Interspecific competion among cereal aphids as influenced by drought
Warmer global atmospheric temperatures projected for mid-century onward are expected to alter rainfall patterns, raise global aridity, and increase the frequency and severity of extreme weather events, including floods, heat waves and droughts. In the United States the frequency and severity of droughts have increased significantly over the past several decades, and global climate model analyses anticipate greater risk of drought on most continents during this century mainly as the result of elevated global mean surface temperatures and increasing aridity. In cereals, which are the dominant staple crop worldwide, drought continues to be the main abiotic constraint on crop productivity and yield, and in severe cases leads to crop failure. However, impacts from drought can also emerge from direct and indirect effects on other biotic components of the cropping system. Insect herbivores that are pests of cereals are significant in this respect because in addition to damaging crops directly, drought-induced changes to the host plant or growing conditions can affect the net impact of certain pests. But pest responses to drought can vary in direction and magnitude between species of an herbivore community but also the level (i.e., severity or duration) of drought stress. For these reasons especially, the effects of drought on cereal pests and herbivores in general remain poorly understood. Cereal systems in the Pacific Northwest (PNW) region of the United States contribute significantly to the global wheat crop. Economically important pests of cereals in the PNW include the cereal leaf beetle (CLB) and multiple cereal aphid species, including the bird cherry-oat aphid Rhopalosiphum padi and more recently, the grass aphid Metopolophium festucae cerealium. Cereal leaf beetle and both aphid species can cause extensive damage to a variety of cereal crops, but are highly prevalent in wheat grown in the PNW. While research and monitoring efforts have vastly improved our understanding, information detailing the effects of drought stress on these pests remains limited and difficult to interpret or apply within a broader management context. As a component of the USDA-NIFA-funded Coordinated Agricultural Project, Regional Approaches to Climate Change for Pacific Northwest Agriculture (REACCH PNA), this thesis aims to provide better understanding of the biotic constraints on cereal systems in the Inland PNW by investigating the effects of plant water stress on these regionally prevalent pests, using a study system in wheat and greenhouse experiments. Potential implications for pest management in PNW cereal systems under projected climate scenarios will be discussed using a regional context relevant to agriculture globally.

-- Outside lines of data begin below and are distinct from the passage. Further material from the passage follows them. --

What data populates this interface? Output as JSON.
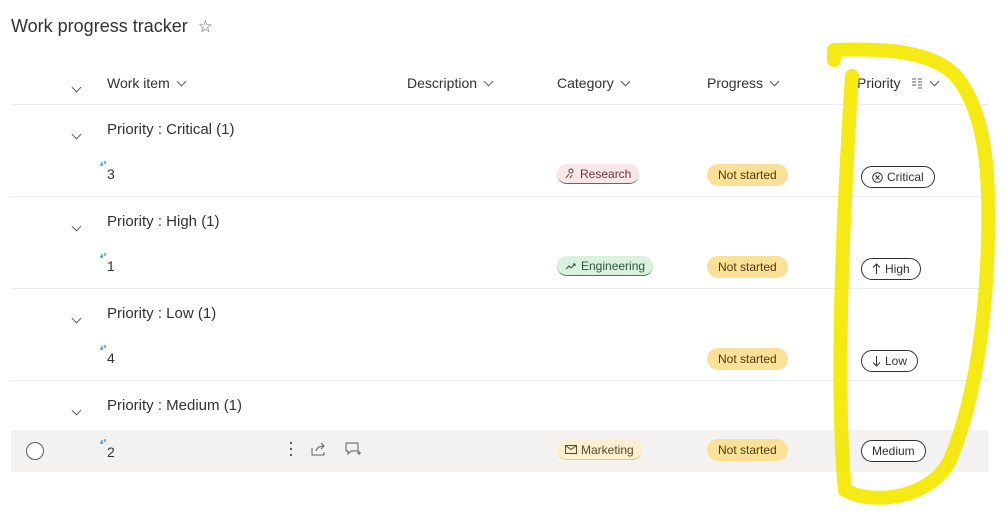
{
  "page": {
    "title": "Work progress tracker"
  },
  "columns": {
    "work_item": "Work item",
    "description": "Description",
    "category": "Category",
    "progress": "Progress",
    "priority": "Priority"
  },
  "groups": [
    {
      "title": "Priority : Critical (1)",
      "item": {
        "id": "3",
        "category": "Research",
        "progress": "Not started",
        "priority": "Critical"
      }
    },
    {
      "title": "Priority : High (1)",
      "item": {
        "id": "1",
        "category": "Engineering",
        "progress": "Not started",
        "priority": "High"
      }
    },
    {
      "title": "Priority : Low (1)",
      "item": {
        "id": "4",
        "category": "",
        "progress": "Not started",
        "priority": "Low"
      }
    },
    {
      "title": "Priority : Medium (1)",
      "item": {
        "id": "2",
        "category": "Marketing",
        "progress": "Not started",
        "priority": "Medium"
      }
    }
  ],
  "colors": {
    "highlight": "#f5e800",
    "progress_bg": "#fbe197",
    "research_bg": "#f9e6e8",
    "engineering_bg": "#d9f1de",
    "marketing_bg": "#fbefd0"
  }
}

I received a Bachelor's of Science degree in forestry from Northern Arizona University in 2010. As an undergraduate I researched tree-killing bark beetles in the region, and later worked for the US Forest Service in northern California as well as the University of Montana. In 2013 I began the M.S. program in entomology at the UI, studying how drought impacts certain insect pests of wheat in the Palouse.